Natural History
Publication Date
04 October 2012
Available for Sale
Birlinn Limited
b/w throughout

The Firth of Forth

An Environmental History
by Christopher Smout and Mairi Stewart - Find out more about the author

'A fascinating study with a broad, judicious sweep and tone' – Reviews in History

‘A very absorbing read: every estuary should have one!’ – Scottish Wildlife Magazine

The Firth of Forth combines a rich wildlife with a history of long and intense human activity around its shores and in its waters. At one time, herring, cod and haddock, with many other edible fish, were vastly more numerous, but seals and seabirds much rarer than they are now. Once, the rivers running into the Firth were so polluted that people could set fire to some of the burns; now the water is often as pure as it has ever been since records began. Illustrated with black-and-white and colour photographs, this is a capitivating exploration into the life of the Firth of Forth which considers a wide range of questions. How have people affected and exploited the wildlife, and how in turn has it determined the lives of people? What changes to the biodiversity of the Firth have taken place as a result of human interference? Why has pollution been easier to control than over-fishing? What were the unintended consequences to the natural heritage both of pollution and of cleaning-up, and what role has conservation had in bringing about changes?

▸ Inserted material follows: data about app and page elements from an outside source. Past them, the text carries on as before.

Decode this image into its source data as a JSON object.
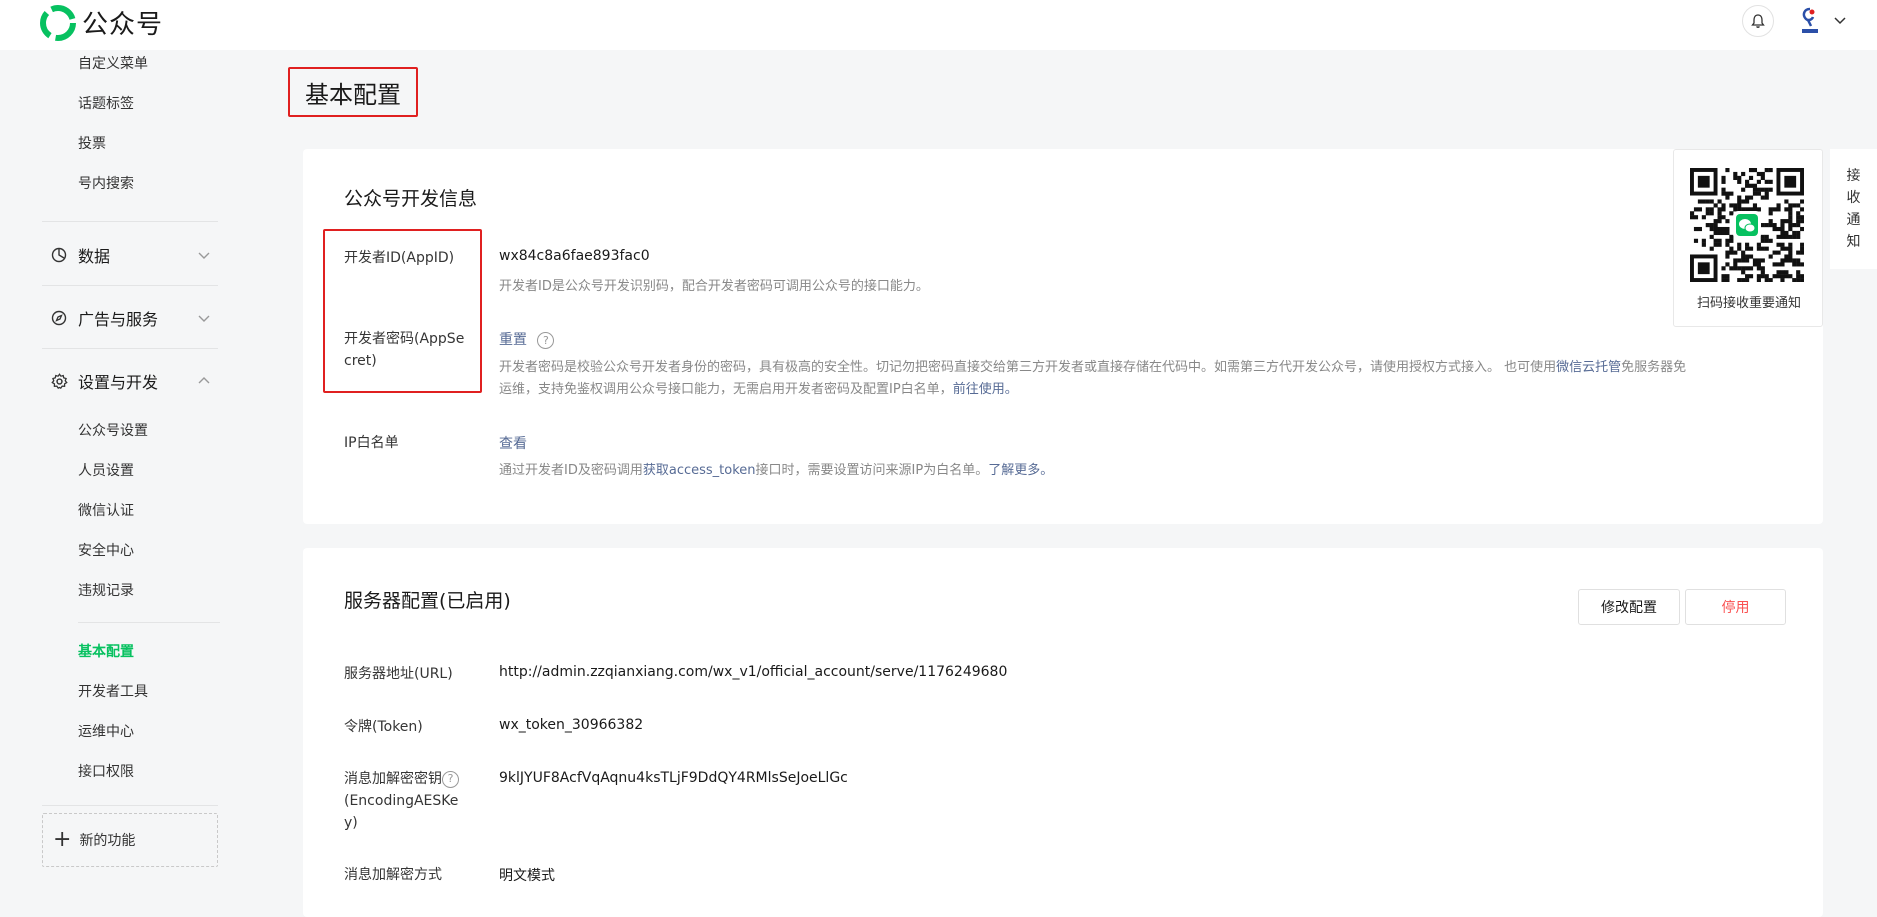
{
  "app": {
    "name": "公众号",
    "brand_color": "#07c160"
  },
  "sidebar": {
    "top_items": [
      {
        "label": "自定义菜单"
      },
      {
        "label": "话题标签"
      },
      {
        "label": "投票"
      },
      {
        "label": "号内搜索"
      }
    ],
    "groups": [
      {
        "label": "数据",
        "icon": "pie-chart-icon",
        "expanded": false
      },
      {
        "label": "广告与服务",
        "icon": "compass-icon",
        "expanded": false
      },
      {
        "label": "设置与开发",
        "icon": "gear-icon",
        "expanded": true
      }
    ],
    "settings_items": [
      {
        "label": "公众号设置"
      },
      {
        "label": "人员设置"
      },
      {
        "label": "微信认证"
      },
      {
        "label": "安全中心"
      },
      {
        "label": "违规记录"
      }
    ],
    "dev_items": [
      {
        "label": "基本配置",
        "active": true
      },
      {
        "label": "开发者工具"
      },
      {
        "label": "运维中心"
      },
      {
        "label": "接口权限"
      }
    ],
    "new_feature": "新的功能"
  },
  "page": {
    "title": "基本配置"
  },
  "dev_info": {
    "title": "公众号开发信息",
    "appid_label": "开发者ID(AppID)",
    "appid_value": "wx84c8a6fae893fac0",
    "appid_desc": "开发者ID是公众号开发识别码，配合开发者密码可调用公众号的接口能力。",
    "secret_label_1": "开发者密码(AppSe",
    "secret_label_2": "cret)",
    "secret_reset": "重置",
    "secret_desc_1a": "开发者密码是校验公众号开发者身份的密码，具有极高的安全性。切记勿把密码直接交给第三方开发者或直接存储在代码中。如需第三方代开发公众号，请使用授权方式接入。 也可使用",
    "secret_desc_link1": "微信云托管",
    "secret_desc_1b": "免服务器免",
    "secret_desc_2a": "运维，支持免鉴权调用公众号接口能力，无需启用开发者密码及配置IP白名单，",
    "secret_desc_link2": "前往使用。",
    "ip_label": "IP白名单",
    "ip_view": "查看",
    "ip_desc_a": "通过开发者ID及密码调用",
    "ip_desc_link1": "获取access_token",
    "ip_desc_b": "接口时，需要设置访问来源IP为白名单。",
    "ip_desc_link2": "了解更多。"
  },
  "server": {
    "title": "服务器配置(已启用)",
    "modify_button": "修改配置",
    "disable_button": "停用",
    "url_label": "服务器地址(URL)",
    "url_value": "http://admin.zzqianxiang.com/wx_v1/official_account/serve/1176249680",
    "token_label": "令牌(Token)",
    "token_value": "wx_token_30966382",
    "aes_label_1": "消息加解密密钥",
    "aes_label_2": "(EncodingAESKe",
    "aes_label_3": "y)",
    "aes_value": "9klJYUF8AcfVqAqnu4ksTLjF9DdQY4RMlsSeJoeLlGc",
    "mode_label": "消息加解密方式",
    "mode_value": "明文模式"
  },
  "qr": {
    "caption": "扫码接收重要通知",
    "tab_chars": [
      "接",
      "收",
      "通",
      "知"
    ]
  }
}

Christopher Smout is Historiographer Royal in Scotland and Emeritus Professor of Scottish History at the University of St Andrews. He has written widely on Scottish economic, social and demographic history, and since the mid 1990s has been much concerned with environmental history. ‘He was the first deputy chairman of Scottish Natural Heritage in the 1990s’.

Mairi Stewart is an environmental historian specialising in Scottish woodland history. She joined the staff of the UHI Centre for History in 2005 and is currently working on a four-year research project dealing with the social history of twentieth-century Scottish forestry.

‘Painstakingly researched and deeply engrossing’ – Scotsman